##### Source material

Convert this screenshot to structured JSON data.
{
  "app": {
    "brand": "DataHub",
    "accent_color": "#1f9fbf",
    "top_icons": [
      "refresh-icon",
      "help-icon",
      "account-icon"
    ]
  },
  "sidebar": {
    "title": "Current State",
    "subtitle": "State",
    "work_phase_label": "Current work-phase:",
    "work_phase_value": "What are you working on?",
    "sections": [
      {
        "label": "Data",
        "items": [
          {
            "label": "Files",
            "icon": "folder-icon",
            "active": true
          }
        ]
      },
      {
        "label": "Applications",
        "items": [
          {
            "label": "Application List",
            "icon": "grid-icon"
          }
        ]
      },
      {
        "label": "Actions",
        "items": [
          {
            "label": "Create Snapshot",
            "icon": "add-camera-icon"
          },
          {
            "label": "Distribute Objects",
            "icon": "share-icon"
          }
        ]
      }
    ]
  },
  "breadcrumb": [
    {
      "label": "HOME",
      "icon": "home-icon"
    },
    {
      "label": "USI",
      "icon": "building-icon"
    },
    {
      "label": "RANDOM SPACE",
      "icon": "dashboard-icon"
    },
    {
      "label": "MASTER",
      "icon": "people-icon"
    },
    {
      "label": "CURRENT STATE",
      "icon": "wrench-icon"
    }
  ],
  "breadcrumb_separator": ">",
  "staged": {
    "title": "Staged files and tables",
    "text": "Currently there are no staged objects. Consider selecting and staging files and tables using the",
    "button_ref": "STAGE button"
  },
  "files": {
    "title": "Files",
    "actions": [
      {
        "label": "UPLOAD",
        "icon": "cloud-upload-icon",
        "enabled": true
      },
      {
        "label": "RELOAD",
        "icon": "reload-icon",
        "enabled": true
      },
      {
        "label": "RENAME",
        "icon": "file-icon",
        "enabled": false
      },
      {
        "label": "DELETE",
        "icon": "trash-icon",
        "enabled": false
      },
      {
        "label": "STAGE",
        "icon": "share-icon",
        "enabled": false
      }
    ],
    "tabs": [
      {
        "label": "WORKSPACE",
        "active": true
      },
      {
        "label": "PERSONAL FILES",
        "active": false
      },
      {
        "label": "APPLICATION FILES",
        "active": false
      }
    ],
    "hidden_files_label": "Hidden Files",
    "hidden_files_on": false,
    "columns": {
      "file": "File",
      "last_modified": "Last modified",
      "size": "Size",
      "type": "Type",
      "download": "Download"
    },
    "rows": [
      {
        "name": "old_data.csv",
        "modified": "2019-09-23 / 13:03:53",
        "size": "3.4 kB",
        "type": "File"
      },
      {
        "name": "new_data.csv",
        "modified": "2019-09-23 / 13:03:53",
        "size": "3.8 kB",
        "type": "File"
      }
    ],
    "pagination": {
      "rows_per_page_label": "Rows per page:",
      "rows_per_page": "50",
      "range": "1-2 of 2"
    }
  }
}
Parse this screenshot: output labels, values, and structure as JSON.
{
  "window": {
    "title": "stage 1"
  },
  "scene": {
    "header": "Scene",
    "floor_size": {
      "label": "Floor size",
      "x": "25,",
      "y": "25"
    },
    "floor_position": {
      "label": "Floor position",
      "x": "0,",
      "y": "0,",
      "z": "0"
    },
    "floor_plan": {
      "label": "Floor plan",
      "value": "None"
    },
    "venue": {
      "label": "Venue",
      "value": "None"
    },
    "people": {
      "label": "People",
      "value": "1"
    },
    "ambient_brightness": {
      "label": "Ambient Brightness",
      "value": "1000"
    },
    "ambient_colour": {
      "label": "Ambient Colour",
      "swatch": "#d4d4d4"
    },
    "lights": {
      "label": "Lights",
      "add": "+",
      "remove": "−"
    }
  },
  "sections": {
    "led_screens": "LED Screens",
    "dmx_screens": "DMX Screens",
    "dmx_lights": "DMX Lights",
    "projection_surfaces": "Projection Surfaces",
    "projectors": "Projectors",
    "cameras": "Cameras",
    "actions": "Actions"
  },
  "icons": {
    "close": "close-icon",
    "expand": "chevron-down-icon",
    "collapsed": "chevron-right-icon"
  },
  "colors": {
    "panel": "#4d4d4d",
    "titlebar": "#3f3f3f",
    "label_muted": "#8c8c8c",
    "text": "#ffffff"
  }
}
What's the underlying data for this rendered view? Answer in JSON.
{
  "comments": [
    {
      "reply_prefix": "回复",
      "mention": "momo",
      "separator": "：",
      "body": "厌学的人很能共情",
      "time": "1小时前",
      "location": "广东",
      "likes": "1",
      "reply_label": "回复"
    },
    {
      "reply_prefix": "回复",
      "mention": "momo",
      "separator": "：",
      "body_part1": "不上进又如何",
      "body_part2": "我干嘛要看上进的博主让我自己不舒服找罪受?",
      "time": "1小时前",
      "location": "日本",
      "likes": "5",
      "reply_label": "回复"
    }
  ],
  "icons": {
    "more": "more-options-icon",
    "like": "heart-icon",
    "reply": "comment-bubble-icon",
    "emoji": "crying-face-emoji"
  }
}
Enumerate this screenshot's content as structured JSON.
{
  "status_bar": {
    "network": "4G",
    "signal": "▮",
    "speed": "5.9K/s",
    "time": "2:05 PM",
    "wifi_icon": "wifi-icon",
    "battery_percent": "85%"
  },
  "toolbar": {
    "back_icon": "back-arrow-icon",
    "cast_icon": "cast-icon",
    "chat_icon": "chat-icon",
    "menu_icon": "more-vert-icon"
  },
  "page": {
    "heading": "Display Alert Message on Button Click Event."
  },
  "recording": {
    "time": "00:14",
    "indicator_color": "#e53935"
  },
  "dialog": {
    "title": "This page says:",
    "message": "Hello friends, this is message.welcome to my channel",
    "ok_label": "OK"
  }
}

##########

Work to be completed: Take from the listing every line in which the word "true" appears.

Reply to the task:
            "active": true
        "enabled": true
        "enabled": true
        "active": true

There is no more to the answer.